Task instructions: Your answer must be every line of the data that holds the string "stud".

Items from an interface collection:
=== Begin Enclosure ===

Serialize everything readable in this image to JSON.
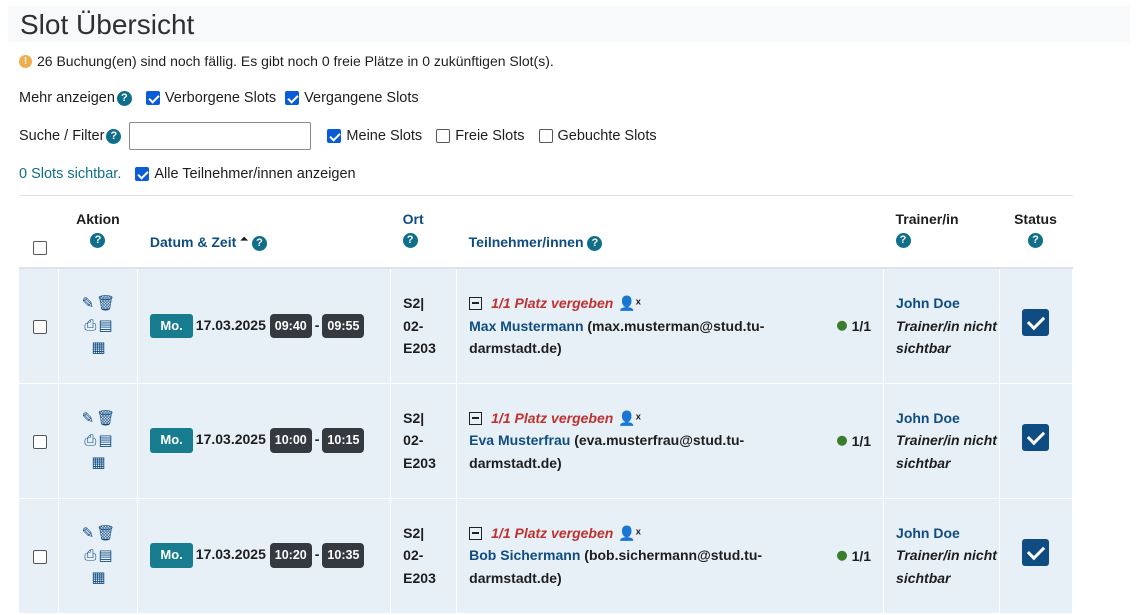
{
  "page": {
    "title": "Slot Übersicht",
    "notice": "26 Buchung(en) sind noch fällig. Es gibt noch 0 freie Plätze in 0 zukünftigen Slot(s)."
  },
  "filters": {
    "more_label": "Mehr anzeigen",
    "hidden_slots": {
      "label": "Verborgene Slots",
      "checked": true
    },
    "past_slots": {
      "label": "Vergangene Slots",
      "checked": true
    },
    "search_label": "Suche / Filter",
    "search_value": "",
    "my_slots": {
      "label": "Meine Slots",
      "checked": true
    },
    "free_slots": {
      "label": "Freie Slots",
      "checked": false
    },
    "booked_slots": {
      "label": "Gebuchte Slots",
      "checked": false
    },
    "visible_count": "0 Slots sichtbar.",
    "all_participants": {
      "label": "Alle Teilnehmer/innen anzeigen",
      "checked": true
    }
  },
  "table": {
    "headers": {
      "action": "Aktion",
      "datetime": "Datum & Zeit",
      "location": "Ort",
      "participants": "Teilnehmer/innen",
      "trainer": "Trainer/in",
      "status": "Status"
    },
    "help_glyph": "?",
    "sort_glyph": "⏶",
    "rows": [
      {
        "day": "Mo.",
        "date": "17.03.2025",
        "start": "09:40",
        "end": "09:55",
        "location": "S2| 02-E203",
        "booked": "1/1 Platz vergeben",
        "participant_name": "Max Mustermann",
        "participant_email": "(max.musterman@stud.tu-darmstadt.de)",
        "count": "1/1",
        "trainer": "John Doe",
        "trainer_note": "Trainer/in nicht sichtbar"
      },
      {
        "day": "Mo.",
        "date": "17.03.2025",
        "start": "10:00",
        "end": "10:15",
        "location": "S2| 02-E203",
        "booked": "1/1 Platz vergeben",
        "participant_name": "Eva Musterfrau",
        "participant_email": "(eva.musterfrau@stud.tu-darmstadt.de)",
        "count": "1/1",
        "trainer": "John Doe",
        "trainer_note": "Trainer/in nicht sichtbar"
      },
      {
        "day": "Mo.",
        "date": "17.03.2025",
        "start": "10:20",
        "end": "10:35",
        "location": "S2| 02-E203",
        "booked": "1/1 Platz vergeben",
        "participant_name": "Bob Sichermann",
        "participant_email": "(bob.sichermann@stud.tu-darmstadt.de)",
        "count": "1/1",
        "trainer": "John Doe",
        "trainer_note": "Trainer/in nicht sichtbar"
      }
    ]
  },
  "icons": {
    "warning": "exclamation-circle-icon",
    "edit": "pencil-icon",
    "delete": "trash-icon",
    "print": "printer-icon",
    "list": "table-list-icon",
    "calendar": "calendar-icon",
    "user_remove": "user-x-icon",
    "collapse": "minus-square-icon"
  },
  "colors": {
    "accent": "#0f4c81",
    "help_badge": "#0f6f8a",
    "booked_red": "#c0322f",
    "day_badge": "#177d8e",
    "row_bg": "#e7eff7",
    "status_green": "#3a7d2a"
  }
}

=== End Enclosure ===

Written response:
        "participant_email": "(max.musterman@stud.tu-darmstadt.de)",
        "participant_email": "(eva.musterfrau@stud.tu-darmstadt.de)",
        "participant_email": "(bob.sichermann@stud.tu-darmstadt.de)",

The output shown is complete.